I saw a few posts about installing spark plug non-foulers on your 2nd o2 sensor before and even a small tutorial of how to do it, which I followed and successfully finished... and I've had no Cat Converter Inefficiency code in the last 3,000 miles since I installed it..
I decided that while I did it myself.. I would take photos in order to create a more in-depth tutorial on how to save yourself $150+ on a new cat... or to help pass a safety inspection
- Drill (Multi or high speed)
- 1/2-inch Titanium Drill bit or bit used for drilling steel
- 18mm Spark Plug Non-Foulers Part No. 42009 (they come in a pair from AutoZone for about $3.99 to 4.99)
- 22mm or 7/8" wrench or Oxygen Sensor socket (7/8" deep well socket)
- Hammer or Mallet
- About 1 hour of time
You will need to grab one of those Spark Plug Non-Foulers you just bought.
Take one of them and brace it against something solid, you will need to drill out the rest of the non-fouler in order for the Oxygen sensor to slide inside it (approx 1/2 inch).
When drilling metal, it is best to take it slow. If able, borrow a multi-speed drill that you can control easily.

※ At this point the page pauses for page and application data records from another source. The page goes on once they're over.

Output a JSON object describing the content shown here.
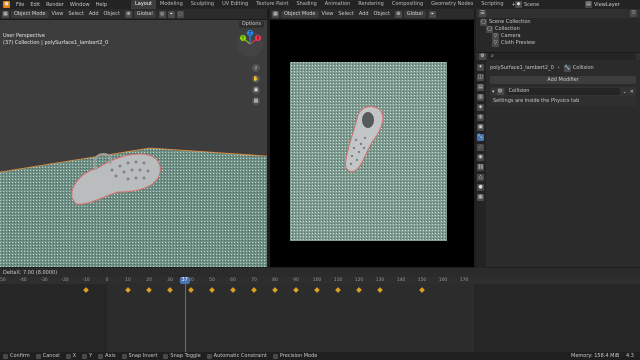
{
  "menu": [
    "File",
    "Edit",
    "Render",
    "Window",
    "Help"
  ],
  "workspaces": [
    {
      "label": "Layout",
      "active": true
    },
    {
      "label": "Modeling",
      "active": false
    },
    {
      "label": "Sculpting",
      "active": false
    },
    {
      "label": "UV Editing",
      "active": false
    },
    {
      "label": "Texture Paint",
      "active": false
    },
    {
      "label": "Shading",
      "active": false
    },
    {
      "label": "Animation",
      "active": false
    },
    {
      "label": "Rendering",
      "active": false
    },
    {
      "label": "Compositing",
      "active": false
    },
    {
      "label": "Geometry Nodes",
      "active": false
    },
    {
      "label": "Scripting",
      "active": false
    }
  ],
  "add_workspace": "+",
  "scene": "Scene",
  "view_layer": "ViewLayer",
  "viewport_left": {
    "mode": "Object Mode",
    "menus": [
      "View",
      "Select",
      "Add",
      "Object"
    ],
    "transform": "Global",
    "view_name": "User Perspective",
    "collection_info": "(37) Collection | polySurface1_lambert2_0",
    "options": "Options",
    "axis_x": "X",
    "axis_y": "Y",
    "axis_z": "Z"
  },
  "viewport_right": {
    "mode": "Object Mode",
    "menus": [
      "View",
      "Select",
      "Add",
      "Object"
    ],
    "transform": "Global"
  },
  "outliner": {
    "items": [
      {
        "label": "Scene Collection",
        "level": 0
      },
      {
        "label": "Collection",
        "level": 1
      },
      {
        "label": "Camera",
        "level": 2
      },
      {
        "label": "Cloth Preview",
        "level": 2
      }
    ]
  },
  "properties": {
    "object_name": "polySurface1_lambert2_0",
    "tab_name": "Collision",
    "add_modifier": "Add Modifier",
    "modifier_name": "Collision",
    "note": "Settings are inside the Physics tab"
  },
  "timeline": {
    "delta": "DeltaX: 7.00 (8.0000)",
    "ticks": [
      "-60",
      "-50",
      "-40",
      "-30",
      "-20",
      "-10",
      "0",
      "10",
      "20",
      "30",
      "40",
      "50",
      "60",
      "70",
      "80",
      "90",
      "100",
      "110",
      "120",
      "130",
      "140",
      "150",
      "160",
      "170"
    ],
    "current_frame": "37",
    "keyframes": [
      -10,
      10,
      20,
      30,
      40,
      50,
      60,
      70,
      80,
      90,
      100,
      110,
      120,
      130,
      150
    ]
  },
  "statusbar": {
    "items": [
      "Confirm",
      "Cancel",
      "X",
      "Y",
      "Axis",
      "Snap Invert",
      "Snap Toggle",
      "Automatic Constraint",
      "Precision Mode"
    ],
    "memory": "Memory: 158.4 MiB",
    "version": "4.3"
  },
  "colors": {
    "accent": "#4772b3",
    "keyframe": "#e0a020",
    "playhead": "#4772b3"
  }
}
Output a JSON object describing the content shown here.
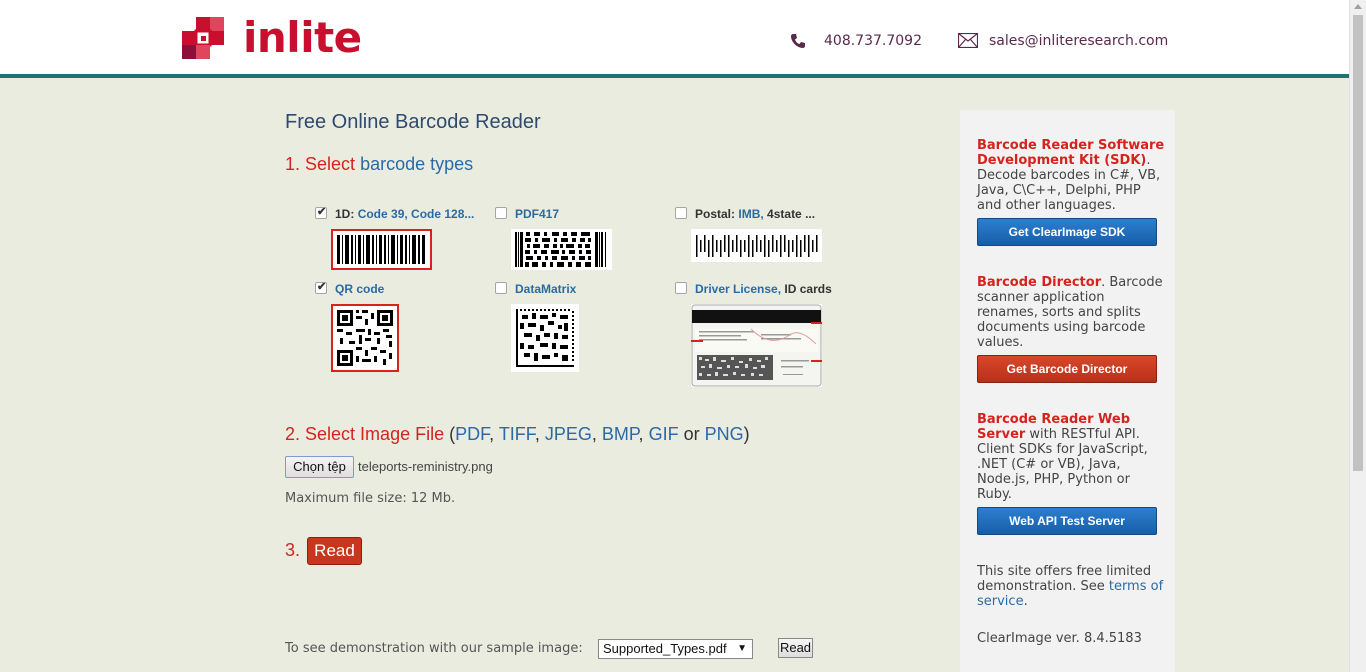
{
  "header": {
    "logo_text": "inlite",
    "phone": "408.737.7092",
    "email": "sales@inliteresearch.com"
  },
  "main": {
    "title": "Free Online Barcode Reader",
    "step1": {
      "num": "1.",
      "word": "Select",
      "rest": "barcode types"
    },
    "barcode_types": [
      {
        "prefix": "1D:",
        "link": "Code 39, Code 128...",
        "suffix": "",
        "checked": true
      },
      {
        "prefix": "",
        "link": "PDF417",
        "suffix": "",
        "checked": false
      },
      {
        "prefix": "Postal:",
        "link": "IMB,",
        "suffix": "4state ...",
        "checked": false
      },
      {
        "prefix": "",
        "link": "QR code",
        "suffix": "",
        "checked": true
      },
      {
        "prefix": "",
        "link": "DataMatrix",
        "suffix": "",
        "checked": false
      },
      {
        "prefix": "",
        "link": "Driver License,",
        "suffix": "ID cards",
        "checked": false
      }
    ],
    "step2": {
      "num": "2.",
      "word": "Select Image File",
      "open": "(",
      "formats": [
        "PDF",
        "TIFF",
        "JPEG",
        "BMP",
        "GIF"
      ],
      "or": "or",
      "last": "PNG",
      "close": ")"
    },
    "file_button": "Chọn tệp",
    "file_name": "teleports-reministry.png",
    "max_size": "Maximum file size: 12 Mb.",
    "step3": {
      "num": "3.",
      "button": "Read"
    },
    "sample": {
      "text": "To see demonstration with our sample image:",
      "selected": "Supported_Types.pdf",
      "button": "Read"
    }
  },
  "sidebar": {
    "sdk": {
      "title": "Barcode Reader Software Development Kit (SDK)",
      "text": ". Decode barcodes in C#, VB, Java, C\\C++, Delphi, PHP and other languages.",
      "button": "Get ClearImage SDK"
    },
    "director": {
      "title": "Barcode Director",
      "text": ". Barcode scanner application renames, sorts and splits documents using barcode values.",
      "button": "Get Barcode Director"
    },
    "web": {
      "title": "Barcode Reader Web Server",
      "text": " with RESTful API. Client SDKs for JavaScript, .NET (C# or VB), Java, Node.js, PHP, Python or Ruby.",
      "button": "Web API Test Server"
    },
    "note": {
      "text": "This site offers free limited demonstration. See ",
      "link": "terms of service",
      "end": "."
    },
    "version": "ClearImage ver. 8.4.5183"
  },
  "colors": {
    "accent_red": "#d6231e",
    "link_blue": "#2a6aa5",
    "header_rule": "#1f7470",
    "background": "#eaecdf"
  }
}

Some kind of oil will need to be applied to the metal a few times during the drilling in order to provide lubrication, if you try to drill without oil, it will dull your drill bit very quickly.

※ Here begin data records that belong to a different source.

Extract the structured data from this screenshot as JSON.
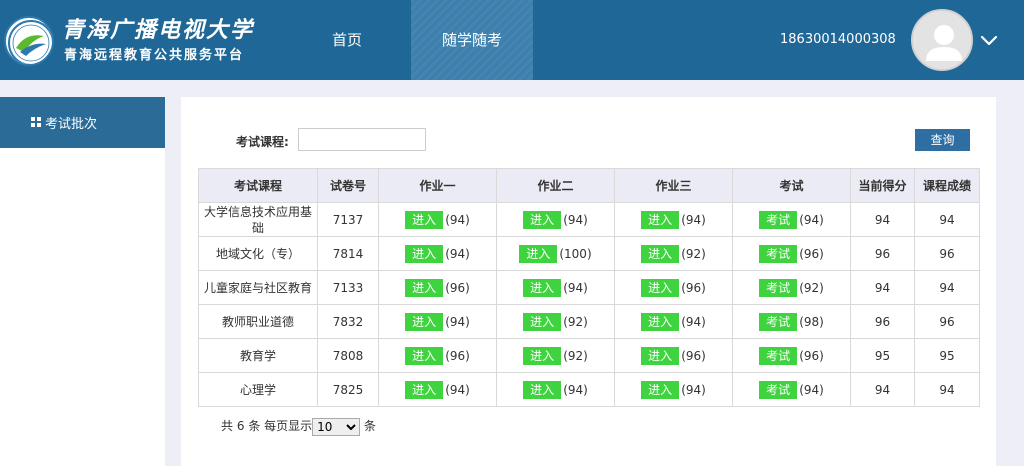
{
  "header": {
    "brand_title": "青海广播电视大学",
    "brand_subtitle": "青海远程教育公共服务平台",
    "nav": [
      {
        "label": "首页",
        "active": false
      },
      {
        "label": "随学随考",
        "active": true
      }
    ],
    "user_id": "18630014000308",
    "accent_color": "#1f6797"
  },
  "sidebar": {
    "items": [
      {
        "label": "考试批次",
        "icon": "grid-icon",
        "active": true
      }
    ]
  },
  "filter": {
    "label": "考试课程:",
    "value": "",
    "placeholder": "",
    "query_label": "查询"
  },
  "table": {
    "columns": [
      "考试课程",
      "试卷号",
      "作业一",
      "作业二",
      "作业三",
      "考试",
      "当前得分",
      "课程成绩"
    ],
    "enter_label": "进入",
    "exam_label": "考试",
    "button_color": "#3fd43f",
    "rows": [
      {
        "course": "大学信息技术应用基础",
        "paper": "7137",
        "hw1": "(94)",
        "hw2": "(94)",
        "hw3": "(94)",
        "exam": "(94)",
        "current": "94",
        "grade": "94"
      },
      {
        "course": "地域文化（专）",
        "paper": "7814",
        "hw1": "(94)",
        "hw2": "(100)",
        "hw3": "(92)",
        "exam": "(96)",
        "current": "96",
        "grade": "96"
      },
      {
        "course": "儿童家庭与社区教育",
        "paper": "7133",
        "hw1": "(96)",
        "hw2": "(94)",
        "hw3": "(96)",
        "exam": "(92)",
        "current": "94",
        "grade": "94"
      },
      {
        "course": "教师职业道德",
        "paper": "7832",
        "hw1": "(94)",
        "hw2": "(92)",
        "hw3": "(94)",
        "exam": "(98)",
        "current": "96",
        "grade": "96"
      },
      {
        "course": "教育学",
        "paper": "7808",
        "hw1": "(96)",
        "hw2": "(92)",
        "hw3": "(96)",
        "exam": "(96)",
        "current": "95",
        "grade": "95"
      },
      {
        "course": "心理学",
        "paper": "7825",
        "hw1": "(94)",
        "hw2": "(94)",
        "hw3": "(94)",
        "exam": "(94)",
        "current": "94",
        "grade": "94"
      }
    ]
  },
  "pager": {
    "total_prefix": "共",
    "total": "6",
    "total_suffix": "条 每页显示",
    "page_size": "10",
    "page_size_options": [
      "10"
    ],
    "unit": "条"
  }
}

Approximate time to complete: 10-30 min Step 2
Once you've finished the drilling of the one spark plug non-fouler, you need to locate your second O2 sensor (usually right after the catalytic converter.... on my 99 civic it's basically on the underside of the cat).
Removing these things isn't easy.. and if you're lucky enough, you've had it replaced before and the mechanic didn't have a field day with his torque wrench when he put it back in.
In either case it will take some effort to get it off. I purchased a Oxygen Sensor socket (7.99 at AutoZone) and used a 2 foot metal pipe as an extender over the ratchet wrench, it gave me the torque I needed to get the thing off when a hammer and wrench just wouldn't budge it.
Approximate time to complete: 5-30 min
Now you need to screw the de-fouler onto the oxygen sensor. You want to use the one you drilled out first and simply screw it on to the sensor where it would screw into the exhaust pipe / cat converter.
Your sensor should now look like so..
Once that is complete, take the second de-fouler and screw it on, on top of the first one ....
Step 5 - Almost done
Now all you've got to do is put it back up there in the cat converter, if it's stock, you will have no problem with space restrictions and it should simply screw back in.
If you have modifications which limit the space you have, you can get an elbow joint and use a single defouler, screwed into the elbow joint, or no defouler at all.
How it works:
The principal is simple, if you allow less exhaust gases to reach the second oxygen sensor, the vehicles' computer will be tricked into thinking that the cat converter is working because of the absence of non-treated exhaust gases.